A passionate plea to preserve and renew public education, The Death and Life of the Great American School System is a radical change of heart from one of America's best-known education experts. Diane Ravitch-former assistant secretary of education and a leader in the drive to create a national curriculum-examines her career in education reform and repudiates positions that she once staunchly advocated. Drawing on over forty years of research and experience, Ravitch critiques today's most popular ideas for restructuring schools, including privatization, standardized testing, punitive accountability, and the feckless multiplication of charter schools. She shows conclusively why the business model is not an appropriate way to improve schools. Using examples from major cities like New York, Philadelphia, Chicago, Denver, and San Diego, Ravitch makes the case that public education today is in peril.
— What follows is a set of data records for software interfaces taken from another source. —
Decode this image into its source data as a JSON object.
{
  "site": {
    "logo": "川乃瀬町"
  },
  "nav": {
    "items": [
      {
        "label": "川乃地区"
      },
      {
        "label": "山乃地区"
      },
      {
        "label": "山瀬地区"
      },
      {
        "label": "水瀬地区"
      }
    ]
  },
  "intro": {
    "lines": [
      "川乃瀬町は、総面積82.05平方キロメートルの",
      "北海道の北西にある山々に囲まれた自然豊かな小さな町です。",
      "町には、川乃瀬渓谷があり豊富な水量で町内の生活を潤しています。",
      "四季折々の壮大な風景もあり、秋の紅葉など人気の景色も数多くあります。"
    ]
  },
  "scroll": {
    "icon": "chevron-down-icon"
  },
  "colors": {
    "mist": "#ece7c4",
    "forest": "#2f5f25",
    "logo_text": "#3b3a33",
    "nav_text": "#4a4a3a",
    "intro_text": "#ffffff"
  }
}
Ravitch includes clear prescriptions for improving America's schools: leave decisions about schools to educators, not politicians or businessmen devise a truly national curriculum that sets out what children in every grade should be learning expect charter schools to educate the kids who need help the most, not to compete with public schools pay teachers a fair wage for their work, not "merit pay" based on deeply flawed and unreliable test scores encourage family involvement in education from an early age The Death and Life of the Great American School System is more than just an analysis of the state of play of the American education system. It is a must-read for any stakeholder in the future of American schooling.